  • Lavergne, R., 2001. Le grand livre des tisaneurs et plantes médicinales indigènes de la Réunion. Editions Orphie, Chevagny sur Guye, France. 522 pp.
  • Leeuwenberg, A.J.M., 1988. The African species of Ochrosia Juss. In: Leeuwenberg, A.J.M. (Editor). Series of revisions of Apocynaceae 23. Agricultural University Wageningen Papers 87–5. pp. 45–53.
  • Leeuwenberg, A.J.M. & Rudjiman, 2005. Apocynacées. In: Autry, J.C., Bosser, J. & Ferguson, I.K. (Editors). Flore des Mascareignes. Famille 121–126. Institut de Recherche Scientifique pour le Développement, Paris, France, Mauritius Sugar Industry Research Institute, Mauritius & Royal Botanic Gardens, Kew, Richmond, United Kingdom. 31 pp.
  • Matte, G., Morette, C., Hallard, M., Pontiggia, P., Blanquet, D. & Hage, F., 2002. Viral and immunologic follow up of 4 to 9 years of AIDS treatments by quadruple combinations of virostatics including integrase inhibitors in short sequences differing by drug rotation. Acta Pharmacologica Sinica 23(1): 1–15.
  • van Valkenburg, J.L.C.H. & Hendrian, R., 2001. Ochrosia A.L. Juss. In: van Valkenburg, J.L.C.H. & Bunyapraphatsara, N. (Editors). Plant Resources of South-East Asia No 12(2): Medicinal and poisonous plants 2. Backhuys Publishers, Leiden, Netherlands. pp. 386–389.

Other references

  • Aubert, S. & Picot, F., 2005. Bois jaune and tisaneurs: the application of article 8(j) in an overseas department. In: Bétard, L., Cegarra, M., Djama, M., Louafi, S., Marchenay, P., Roussel, B. & Verdeaux, F. (Editors). Biodiversity and local ecological knowledge in France. INRA, CIRAD, IDDRI, IFB, France. pp. 224–228.
  • Bisset, N.G., 1988. Phytochemistry of Ochrosia borbonica and O. oppositifolia. In: Leeuwenberg, A.J.M. (Editor). Series of revisions of Apocynaceae. Agricultural University Wageningen Papers 87–5. pp. 59–60.
  • Chénieux, J.C., Ramawat, K.G. & Rideau, M., 1988. Ochrosia spp.: in vitro production of ellipticine, an antitumour agent. In: Bajaj, Y.P.S. (Editor). Biotechnology in agriculture and forestry. Volume 4. Medicinal and aromatic plants I. Springer-Verlag, Berlin, Germany. pp. 448–463.
  • Lavergne, R. & Véra, R., 1989. Médecine traditionelle et pharmacopée - Contribution aux études ethnobotaniques et floristiques à la Réunion.
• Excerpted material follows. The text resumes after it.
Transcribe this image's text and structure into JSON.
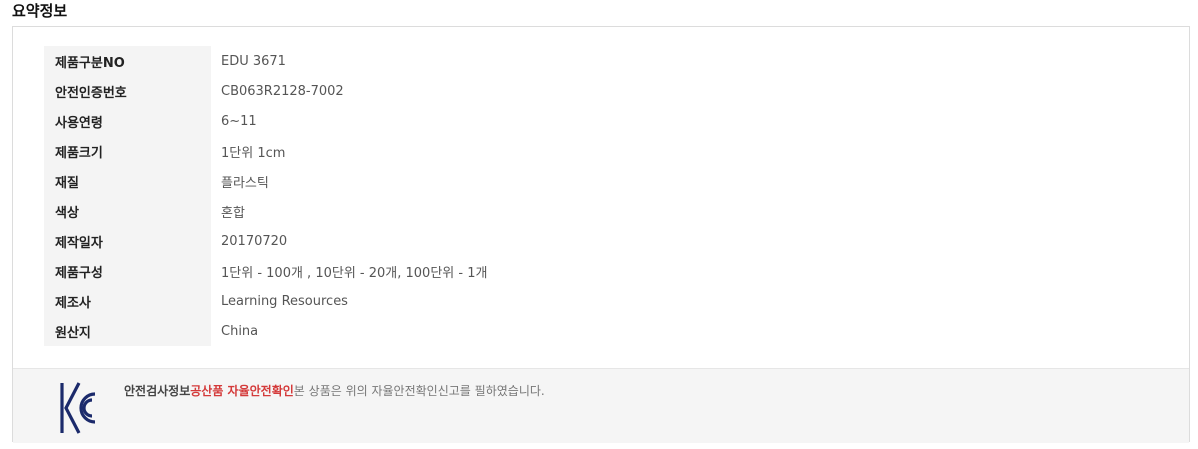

Agence de Coopération Culturelle et Technique, Paris, France. 236 pp.
  • Loupy, M.M., 1987. Contribution à l’étude des plantes médicinales de l’île de La Réunion contenant des alcaloïdes: Ochrosia borbonica Gmelin (Apocynaceae), Tabernaemontana mauritiana Poiret (Apocynaceae). Thèse d’Exercise, Pharmacie, Université Montpellier I, Montpellier, France. 88 pp.
  • Moinet-Hedin, V., Tabka, T., Poulain, L., Godard, T., Lechevrel, M., Saturnino, C., Lancelot, J.-C., Le Talaël, J.-Y. & Gauduchon, P., 2000. Biological properties of 5,11-dimethyl-6H-pyrido[3,2-b]carbazoles: a new class of potent antitumor drugs. Anti-Cancer Drug Design 15(2): 109–118.
  • Rouillard, G. & Guého, J., 2000. Les plantes et leur histoire à l’Ile Maurice. MSM Printers, Port Louis, Mauritius. 752 pp.
  • Svoboda, G.H., Poore, G.A. & Montfort, M.L., 1968. Alkaloids of Ochrosia maculata Jacq. (Ochrosia borbonica Gmel.). Isolation of the alkaloids and study of the antitumor properties of 9-methoxyellipticine. Journal of Pharmaceutical Sciences 57(10): 1720–1725.
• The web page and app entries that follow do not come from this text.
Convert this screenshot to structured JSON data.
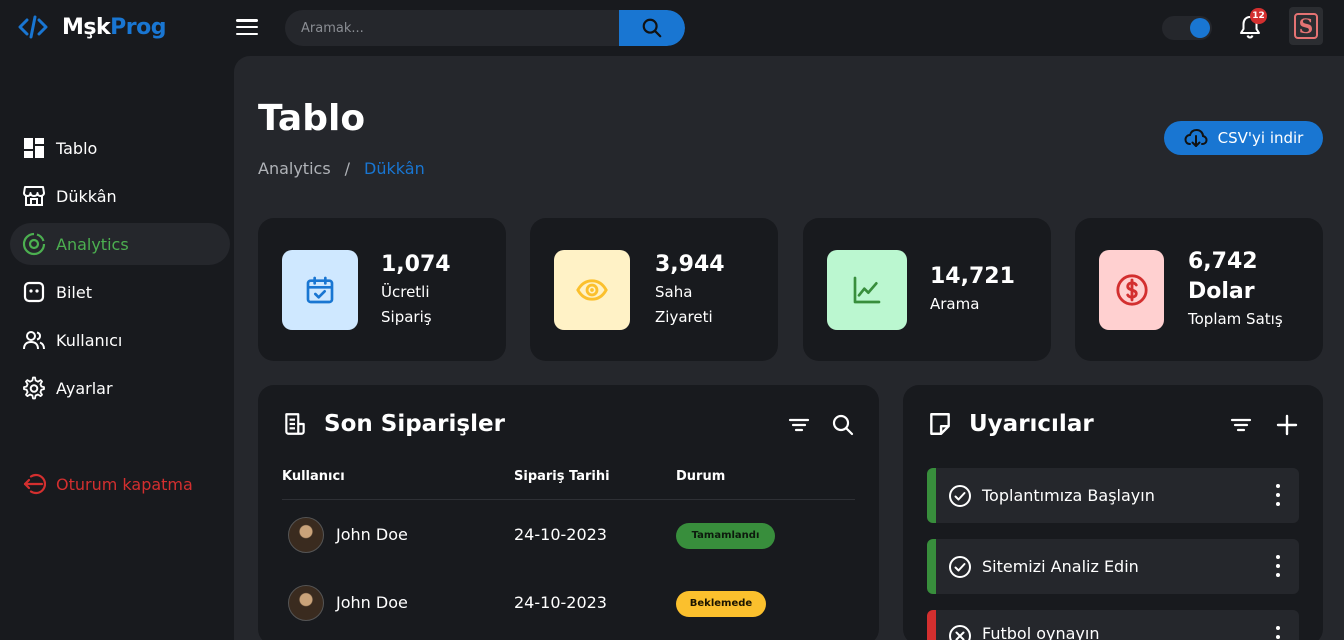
{
  "brand": {
    "part1": "Mşk",
    "part2": "Prog",
    "accent": "#1976d2"
  },
  "search": {
    "placeholder": "Aramak..."
  },
  "notifications": {
    "count": "12"
  },
  "profile": {
    "letter": "S"
  },
  "sidebar": {
    "items": [
      {
        "label": "Tablo",
        "icon": "dashboard-icon"
      },
      {
        "label": "Dükkân",
        "icon": "store-icon"
      },
      {
        "label": "Analytics",
        "icon": "analytics-icon",
        "active": true
      },
      {
        "label": "Bilet",
        "icon": "ticket-icon"
      },
      {
        "label": "Kullanıcı",
        "icon": "users-icon"
      },
      {
        "label": "Ayarlar",
        "icon": "settings-icon"
      }
    ],
    "logout": "Oturum kapatma"
  },
  "header": {
    "title": "Tablo",
    "breadcrumb": [
      "Analytics",
      "/",
      "Dükkân"
    ],
    "csv_button": "CSV'yi indir"
  },
  "stats": [
    {
      "value": "1,074",
      "label1": "Ücretli",
      "label2": "Sipariş",
      "icon": "calendar-check-icon",
      "bg": "#cfe8ff",
      "color": "#1976d2"
    },
    {
      "value": "3,944",
      "label1": "Saha",
      "label2": "Ziyareti",
      "icon": "eye-icon",
      "bg": "#fff2c6",
      "color": "#fbc02d"
    },
    {
      "value": "14,721",
      "label1": "Arama",
      "label2": "",
      "icon": "line-chart-icon",
      "bg": "#bbf7d0",
      "color": "#388e3c"
    },
    {
      "value": "6,742",
      "value2": "Dolar",
      "label1": "Toplam Satış",
      "label2": "",
      "icon": "dollar-circle-icon",
      "bg": "#ffd0d0",
      "color": "#d32f2f"
    }
  ],
  "orders": {
    "title": "Son Siparişler",
    "columns": [
      "Kullanıcı",
      "Sipariş Tarihi",
      "Durum"
    ],
    "rows": [
      {
        "user": "John Doe",
        "date": "24-10-2023",
        "status": "Tamamlandı"
      },
      {
        "user": "John Doe",
        "date": "24-10-2023",
        "status": "Beklemede"
      }
    ]
  },
  "alerts": {
    "title": "Uyarıcılar",
    "items": [
      {
        "text": "Toplantımıza Başlayın"
      },
      {
        "text": "Sitemizi Analiz Edin"
      },
      {
        "text": "Futbol oynayın"
      }
    ]
  }
}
Sources of illustration

  • Leeuwenberg, A.J.M., 1988. The African species of Ochrosia Juss. In: Leeuwenberg, A.J.M. (Editor). Series of revisions of Apocynaceae 23. Agricultural University Wageningen Papers 87–5. pp. 45–53.
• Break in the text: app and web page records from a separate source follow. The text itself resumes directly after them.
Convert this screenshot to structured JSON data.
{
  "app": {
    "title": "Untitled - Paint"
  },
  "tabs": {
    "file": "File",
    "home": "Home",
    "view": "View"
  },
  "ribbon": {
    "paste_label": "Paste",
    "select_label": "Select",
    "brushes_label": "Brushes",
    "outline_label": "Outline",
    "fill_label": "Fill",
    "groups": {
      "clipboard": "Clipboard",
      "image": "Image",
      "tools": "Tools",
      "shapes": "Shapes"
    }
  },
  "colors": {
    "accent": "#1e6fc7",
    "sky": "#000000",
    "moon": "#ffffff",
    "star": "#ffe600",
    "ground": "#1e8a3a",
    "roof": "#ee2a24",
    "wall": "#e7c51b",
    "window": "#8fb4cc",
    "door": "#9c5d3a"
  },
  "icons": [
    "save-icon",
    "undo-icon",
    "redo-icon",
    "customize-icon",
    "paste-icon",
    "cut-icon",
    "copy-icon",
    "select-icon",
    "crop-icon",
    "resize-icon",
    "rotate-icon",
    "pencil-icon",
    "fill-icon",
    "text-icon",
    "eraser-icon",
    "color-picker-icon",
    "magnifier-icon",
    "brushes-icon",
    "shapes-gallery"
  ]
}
  • A. Gurib-Fakim

Faculty of Science, University of Mauritius, Réduit, Mauritius

Correct citation of this article

Gurib-Fakim, A., 2006. Ochrosia borbonica J.F.Gmel. [Internet] Record from PROTA4U. Schmelzer, G.H. & Gurib-Fakim, A. (Editors). PROTA (Plant Resources of Tropical Africa / Ressources végétales de l’Afrique tropicale), Wageningen, Netherlands. <http://www.prota4u.org/search.asp>.

Accessed 28 September 2022.